Daniel Desrochers, The Kansas City Star on

Published in Political News

WASHINGTON — Last month, Rep. Sharice Davids voted against a bill called the “Equal Representation Act.”

The bill — which would make the Census Bureau determine the citizenship of each person it counted and exclude noncitizens from determining the number of people in a congressional district — had little chance of passing the Democrat-controlled Senate. President Joe Biden threatened to veto it, saying the provision would violate the Constitution’s 14th Amendment.

Still, Republicans in the House held the vote. No Democrats supported it. And the National Republican Congressional Committee blasted Davids for her vote, claiming she was putting “noncitizens ahead of citizens.”

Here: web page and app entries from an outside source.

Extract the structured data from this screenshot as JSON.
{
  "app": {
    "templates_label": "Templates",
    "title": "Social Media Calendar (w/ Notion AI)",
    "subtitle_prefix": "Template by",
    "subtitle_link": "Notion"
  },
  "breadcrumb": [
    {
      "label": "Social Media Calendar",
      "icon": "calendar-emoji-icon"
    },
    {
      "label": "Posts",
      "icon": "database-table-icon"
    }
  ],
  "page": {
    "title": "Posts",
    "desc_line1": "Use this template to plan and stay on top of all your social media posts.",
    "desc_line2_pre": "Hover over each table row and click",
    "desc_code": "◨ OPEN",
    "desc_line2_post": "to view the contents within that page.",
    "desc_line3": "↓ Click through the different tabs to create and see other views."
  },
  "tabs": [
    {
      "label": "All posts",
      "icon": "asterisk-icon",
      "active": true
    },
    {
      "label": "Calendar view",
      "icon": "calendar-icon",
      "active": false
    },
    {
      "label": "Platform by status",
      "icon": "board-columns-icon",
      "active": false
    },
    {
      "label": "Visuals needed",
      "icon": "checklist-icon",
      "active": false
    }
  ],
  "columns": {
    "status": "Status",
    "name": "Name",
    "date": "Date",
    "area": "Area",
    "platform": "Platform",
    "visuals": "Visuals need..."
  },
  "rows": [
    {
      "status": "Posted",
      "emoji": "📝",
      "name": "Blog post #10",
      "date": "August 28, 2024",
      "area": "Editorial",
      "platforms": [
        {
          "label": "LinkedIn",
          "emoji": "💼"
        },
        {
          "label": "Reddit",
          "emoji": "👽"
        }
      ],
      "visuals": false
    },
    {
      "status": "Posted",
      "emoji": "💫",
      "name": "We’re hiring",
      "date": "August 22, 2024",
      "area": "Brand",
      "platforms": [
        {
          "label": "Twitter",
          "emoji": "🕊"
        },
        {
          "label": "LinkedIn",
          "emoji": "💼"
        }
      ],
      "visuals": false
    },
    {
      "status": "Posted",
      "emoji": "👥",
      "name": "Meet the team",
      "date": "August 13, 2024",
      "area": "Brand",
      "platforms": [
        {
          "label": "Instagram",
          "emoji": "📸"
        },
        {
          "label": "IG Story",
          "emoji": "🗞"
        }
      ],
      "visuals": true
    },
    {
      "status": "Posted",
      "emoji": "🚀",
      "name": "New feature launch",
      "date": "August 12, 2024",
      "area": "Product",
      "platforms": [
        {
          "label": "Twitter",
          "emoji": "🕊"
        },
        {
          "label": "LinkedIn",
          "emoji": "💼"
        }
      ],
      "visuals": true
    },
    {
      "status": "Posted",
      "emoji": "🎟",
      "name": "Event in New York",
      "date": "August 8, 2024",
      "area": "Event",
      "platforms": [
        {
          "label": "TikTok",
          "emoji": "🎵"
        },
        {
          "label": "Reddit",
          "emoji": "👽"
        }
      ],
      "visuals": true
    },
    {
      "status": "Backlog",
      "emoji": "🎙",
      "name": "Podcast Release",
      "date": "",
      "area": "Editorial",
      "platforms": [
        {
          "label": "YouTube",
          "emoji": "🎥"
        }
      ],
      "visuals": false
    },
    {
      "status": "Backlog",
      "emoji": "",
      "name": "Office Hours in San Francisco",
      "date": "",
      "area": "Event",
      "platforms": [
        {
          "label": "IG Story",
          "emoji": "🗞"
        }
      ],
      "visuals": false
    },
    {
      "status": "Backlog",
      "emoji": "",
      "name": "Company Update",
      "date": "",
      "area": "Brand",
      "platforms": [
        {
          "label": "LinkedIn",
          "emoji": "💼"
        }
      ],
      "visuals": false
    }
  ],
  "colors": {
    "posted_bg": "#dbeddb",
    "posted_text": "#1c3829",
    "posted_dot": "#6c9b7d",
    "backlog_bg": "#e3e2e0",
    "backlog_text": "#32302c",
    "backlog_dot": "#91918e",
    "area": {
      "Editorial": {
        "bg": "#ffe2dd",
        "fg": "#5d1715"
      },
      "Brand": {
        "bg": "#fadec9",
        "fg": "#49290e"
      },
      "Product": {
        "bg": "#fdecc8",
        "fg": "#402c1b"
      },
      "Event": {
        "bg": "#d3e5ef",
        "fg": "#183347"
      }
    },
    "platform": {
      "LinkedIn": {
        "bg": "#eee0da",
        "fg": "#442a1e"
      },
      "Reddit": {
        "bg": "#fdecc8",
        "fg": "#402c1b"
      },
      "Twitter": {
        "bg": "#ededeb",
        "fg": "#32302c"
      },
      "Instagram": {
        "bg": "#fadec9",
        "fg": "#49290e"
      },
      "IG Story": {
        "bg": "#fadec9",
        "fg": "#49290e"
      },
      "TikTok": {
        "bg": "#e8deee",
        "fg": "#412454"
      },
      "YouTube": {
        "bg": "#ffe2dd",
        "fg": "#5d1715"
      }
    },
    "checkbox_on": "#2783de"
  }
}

The bill was an example of a so-called messaging bill: a piece of legislation that has little chance of becoming law but helps further a political message.

Republicans propose them. Democrats propose them.

There are messaging bills pushed by single lawmakers (eg. Missouri Rep. Eric Burlison’s bill to repeal the American Firearms Act) and messaging bills pushed by party leadership (The “Hands Off Our Appliances Act”). They’re introduced in the House. They’re introduced in the Senate.


“A lot of these messaging bills, the folks introducing them genuinely want them to become law,” said Casey Burgat, a political science professor at George Washington University. “But my defining feature is that they are introduced with the complete understanding that they will never become law. The message is the point. They’re trying to foster a conversation.”

It’s likely messaging bills will start to take up even more of Congress’ time. With the approach of November’s election, lawmakers are often reluctant to sign on to large, bipartisan pieces of legislation that could draw criticism from their opponents. Instead, with an eye on November, Senate and House leaders will likely hold more votes on political issues.

Democrats are trying to win control of the House of Representatives, maintain control of the White House amid troubling polls for Biden and protect Democratic Senate seats in states that voted overwhelmingly for former President Donald Trump – like Sen. Jon Tester in Montana and Sen. Sherrod Brown in Ohio.

In the Senate, Democratic leadership is attempting to protect those from taking votes that could isolate any potential voters ahead of Election Day — while putting Republican lawmakers on the record on issues where they think Republicans are out of touch.


swipe to next page

©2024 The Kansas City Star. Visit at kansascity.com. Distributed by Tribune Content Agency, LLC.


blog comments powered by Disqus